Yankel, pained, felt himself a little dizzy. How hard he tried not to offend. A lingering, leering look offends. And now, not enough looking offends, too? He could not do anything right by women. “I get it,” he said, exasperated.
“Yankel,” Miriam continued, “you must really like the way a woman looks, but this is not something you think about. It’s something you feel, you know…” She coughed. “I believe you know the answer. This must be established.”
“Enough!” he muttered. “No lectures please! I well understand the importance…”
Although this could not be seen over the telephone, Yankel made all kinds of involuntary gestures while standing in the payphone room with his hat still on his head, tilted to the side, nervously adjusting the brim, opening and clenching his hand, a Jew in mild despair. In his mouth a toothpick stuck between his teeth.
If he went out again, it didn’t mean he had to marry her, did it? Although he knew of some in his yeshiva who had become engaged after a fourth or fifth date, he shook away those unhelpful thoughts. A date is not a commitment.
“Tell her she needn’t worry,” Yankel said hurriedly. “I would like to see her again. I will call her.”
Yankel’s dorm room was on the third floor directly above a storefront grocery. Sometimes he would not eat with the yeshiva, but rather take something up to his room and eat it there. Occasionally, he would stop in there to buy a loaf of rye or a seeded roll. He had, after many years, earned the privilege of having a small fridge, the only one in the dorm allowed, for which he paid the yeshiva seven dollars a month for the electric. In this tiny cold box, he kept a small tub of whipped butter and a couple of slices of cheese and a pint of milk. The Gentile girl in the store would make small talk with him.
“Cold out there?” she asked when he came in for his seeded roll.
“One dresses for the cold and it’s not so bad,” he replied.
He noticed that she wore a flannel shirt and a down coat. He could not help but notice the color of her eyes. They were a dark green set against blond hair.

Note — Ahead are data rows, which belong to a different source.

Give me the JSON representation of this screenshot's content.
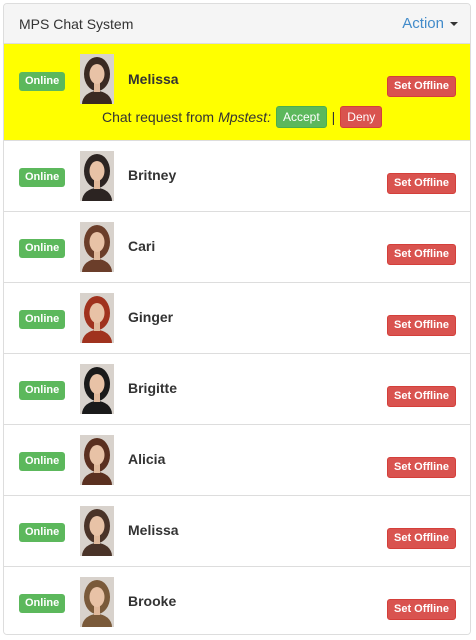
{
  "panel": {
    "title": "MPS Chat System",
    "action_label": "Action"
  },
  "chat_request": {
    "prefix": "Chat request from",
    "from": "Mpstest:",
    "accept_label": "Accept",
    "separator": "|",
    "deny_label": "Deny"
  },
  "users": [
    {
      "name": "Melissa",
      "status": "Online",
      "action": "Set Offline",
      "avatar_tone": "#3a2a22",
      "highlight": true
    },
    {
      "name": "Britney",
      "status": "Online",
      "action": "Set Offline",
      "avatar_tone": "#2c2422"
    },
    {
      "name": "Cari",
      "status": "Online",
      "action": "Set Offline",
      "avatar_tone": "#6b3e2a"
    },
    {
      "name": "Ginger",
      "status": "Online",
      "action": "Set Offline",
      "avatar_tone": "#a0321e"
    },
    {
      "name": "Brigitte",
      "status": "Online",
      "action": "Set Offline",
      "avatar_tone": "#1a1a1a"
    },
    {
      "name": "Alicia",
      "status": "Online",
      "action": "Set Offline",
      "avatar_tone": "#5a3020"
    },
    {
      "name": "Melissa",
      "status": "Online",
      "action": "Set Offline",
      "avatar_tone": "#4a3328"
    },
    {
      "name": "Brooke",
      "status": "Online",
      "action": "Set Offline",
      "avatar_tone": "#7a5a3a"
    }
  ],
  "colors": {
    "online": "#5cb85c",
    "offline": "#d9534f",
    "highlight": "#ffff00",
    "link": "#428bca"
  }
}
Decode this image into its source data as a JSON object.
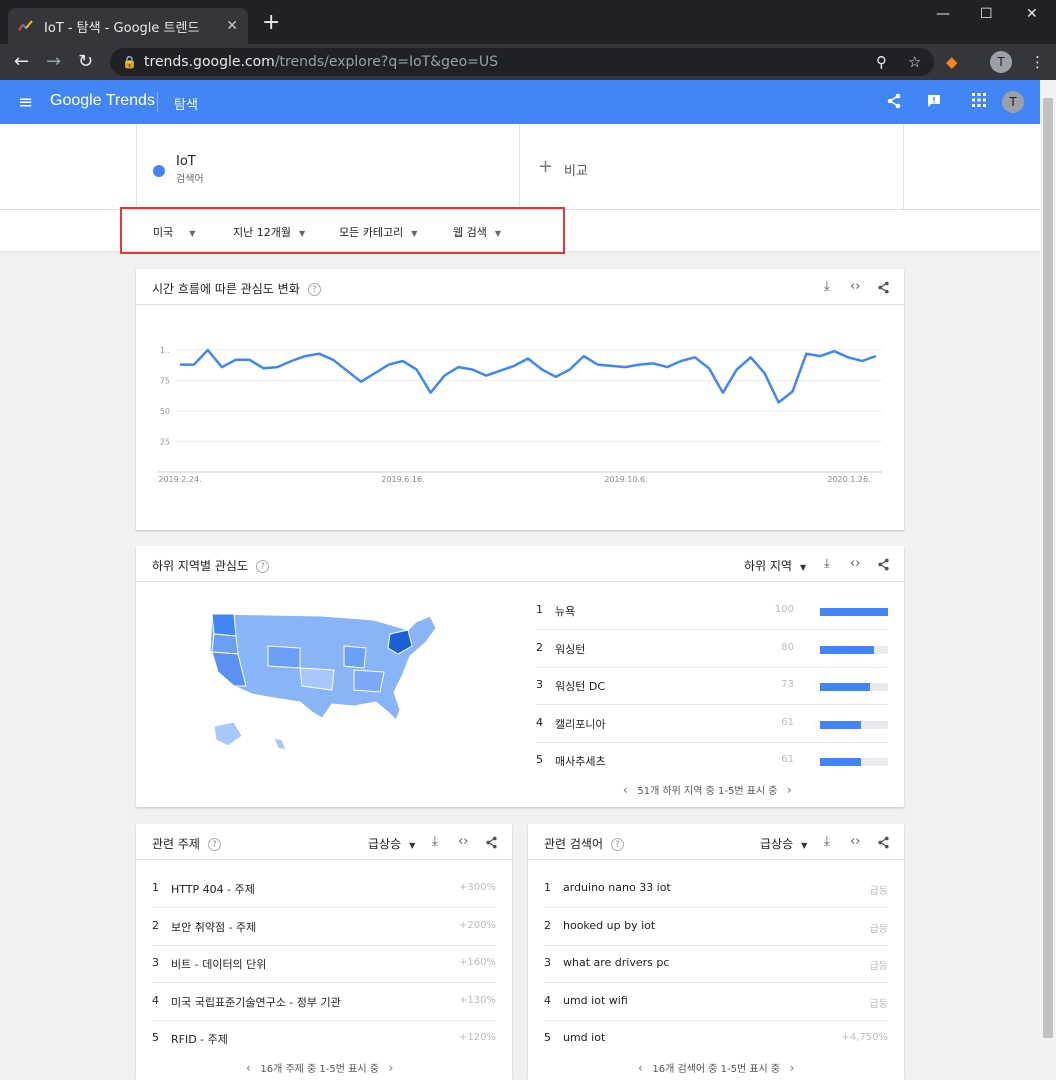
{
  "browser": {
    "tab_title": "IoT - 탐색 - Google 트렌드",
    "url_host": "trends.google.com",
    "url_path": "/trends/explore?q=IoT&geo=US",
    "profile_initial": "T"
  },
  "header": {
    "logo": "Google Trends",
    "section": "탐색",
    "profile_initial": "T"
  },
  "search_term": {
    "name": "IoT",
    "type": "검색어",
    "color": "#4285f4"
  },
  "compare_label": "비교",
  "filters": {
    "region": "미국",
    "period": "지난 12개월",
    "category": "모든 카테고리",
    "search_type": "웹 검색"
  },
  "interest_over_time": {
    "title": "시간 흐름에 따른 관심도 변화",
    "chart_data": {
      "type": "line",
      "title": "",
      "ylim": [
        0,
        100
      ],
      "y_tick_labels": [
        "1..",
        "75",
        "50",
        "25"
      ],
      "x_tick_labels": [
        "2019.2.24.",
        "2019.6.16.",
        "2019.10.6.",
        "2020.1.26."
      ],
      "grid": true,
      "series": [
        {
          "color": "#4285f4",
          "values": [
            88,
            88,
            100,
            86,
            92,
            92,
            85,
            86,
            91,
            95,
            97,
            92,
            83,
            74,
            81,
            88,
            91,
            84,
            65,
            79,
            86,
            84,
            79,
            83,
            87,
            93,
            84,
            78,
            84,
            95,
            88,
            87,
            86,
            88,
            89,
            86,
            91,
            94,
            85,
            65,
            84,
            94,
            81,
            57,
            66,
            97,
            95,
            99,
            94,
            91,
            95
          ]
        }
      ]
    }
  },
  "regional": {
    "title": "하위 지역별 관심도",
    "dropdown": "하위 지역",
    "rows": [
      {
        "rank": "1",
        "name": "뉴욕",
        "value": "100",
        "score": 100
      },
      {
        "rank": "2",
        "name": "워싱턴",
        "value": "80",
        "score": 80
      },
      {
        "rank": "3",
        "name": "워싱턴 DC",
        "value": "73",
        "score": 73
      },
      {
        "rank": "4",
        "name": "캘리포니아",
        "value": "61",
        "score": 61
      },
      {
        "rank": "5",
        "name": "매사추세츠",
        "value": "61",
        "score": 61
      }
    ],
    "pager": "51개 하위 지역 중 1-5번 표시 중"
  },
  "related_topics": {
    "title": "관련 주제",
    "dropdown": "급상승",
    "rows": [
      {
        "rank": "1",
        "name": "HTTP 404 - 주제",
        "value": "+300%"
      },
      {
        "rank": "2",
        "name": "보안 취약점 - 주제",
        "value": "+200%"
      },
      {
        "rank": "3",
        "name": "비트 - 데이터의 단위",
        "value": "+160%"
      },
      {
        "rank": "4",
        "name": "미국 국립표준기술연구소 - 정부 기관",
        "value": "+130%"
      },
      {
        "rank": "5",
        "name": "RFID - 주제",
        "value": "+120%"
      }
    ],
    "pager": "16개 주제 중 1-5번 표시 중"
  },
  "related_queries": {
    "title": "관련 검색어",
    "dropdown": "급상승",
    "rows": [
      {
        "rank": "1",
        "name": "arduino nano 33 iot",
        "value": "급등"
      },
      {
        "rank": "2",
        "name": "hooked up by iot",
        "value": "급등"
      },
      {
        "rank": "3",
        "name": "what are drivers pc",
        "value": "급등"
      },
      {
        "rank": "4",
        "name": "umd iot wifi",
        "value": "급등"
      },
      {
        "rank": "5",
        "name": "umd iot",
        "value": "+4,750%"
      }
    ],
    "pager": "16개 검색어 중 1-5번 표시 중"
  },
  "icons": {
    "menu": "menu-icon",
    "share": "share-icon",
    "feedback": "feedback-icon",
    "apps": "apps-icon",
    "download": "download-icon",
    "embed": "embed-icon",
    "help": "help-icon"
  }
}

Her whole face suggested a dirtied up version of those ubiquitous (and disgusting by his lights) Ralph Lauren ads: People posed in rumpled, but inhumanly clean clothes sitting in a hayloft or on an old farm truck, staring ahead with silos and Kansas wheat fields in the background.
“I picked out the freshest one for you,” she said, handing him the roll.
“Thank you,” he said, in a hurry to end the connection.
Look how easily this Gentile woman gave friendship. For a flash he saw how he, they, together, might have looked in the poorly lit store, she, in a yellowed brightness, and he, rabbinically-hatted, suited and coated, his back toward the daylight blocking some of the outside brightness. And yet he couldn’t help but wonder. Her, he could see; her, he could recall the color of her eyes. He said thank you again unnecessarily, and rushed out of the store.